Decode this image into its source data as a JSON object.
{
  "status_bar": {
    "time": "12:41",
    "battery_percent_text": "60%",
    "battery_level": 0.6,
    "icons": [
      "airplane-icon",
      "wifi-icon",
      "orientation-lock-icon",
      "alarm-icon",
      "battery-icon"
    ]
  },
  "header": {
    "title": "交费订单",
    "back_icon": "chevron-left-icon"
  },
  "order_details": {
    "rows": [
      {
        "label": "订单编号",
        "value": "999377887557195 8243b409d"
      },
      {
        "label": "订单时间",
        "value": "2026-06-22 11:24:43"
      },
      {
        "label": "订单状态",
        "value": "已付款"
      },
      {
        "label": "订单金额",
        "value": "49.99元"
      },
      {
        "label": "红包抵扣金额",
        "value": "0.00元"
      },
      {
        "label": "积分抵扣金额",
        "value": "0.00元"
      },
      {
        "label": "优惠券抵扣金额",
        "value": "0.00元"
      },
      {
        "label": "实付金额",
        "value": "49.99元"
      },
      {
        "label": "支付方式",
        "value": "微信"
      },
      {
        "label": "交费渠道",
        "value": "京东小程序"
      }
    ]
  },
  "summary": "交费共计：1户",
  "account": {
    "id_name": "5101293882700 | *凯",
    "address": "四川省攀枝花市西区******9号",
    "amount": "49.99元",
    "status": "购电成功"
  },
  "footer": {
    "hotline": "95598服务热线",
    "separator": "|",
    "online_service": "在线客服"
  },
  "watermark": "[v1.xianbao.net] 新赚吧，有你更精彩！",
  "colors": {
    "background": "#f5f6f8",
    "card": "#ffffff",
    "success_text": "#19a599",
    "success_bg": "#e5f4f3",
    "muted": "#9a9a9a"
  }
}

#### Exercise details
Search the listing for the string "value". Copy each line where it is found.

#### Answer section
        "value": "999377887557195 8243b409d"
        "value": "2026-06-22 11:24:43"
        "value": "已付款"
        "value": "49.99元"
        "value": "0.00元"
        "value": "0.00元"
        "value": "0.00元"
        "value": "49.99元"
        "value": "微信"
        "value": "京东小程序"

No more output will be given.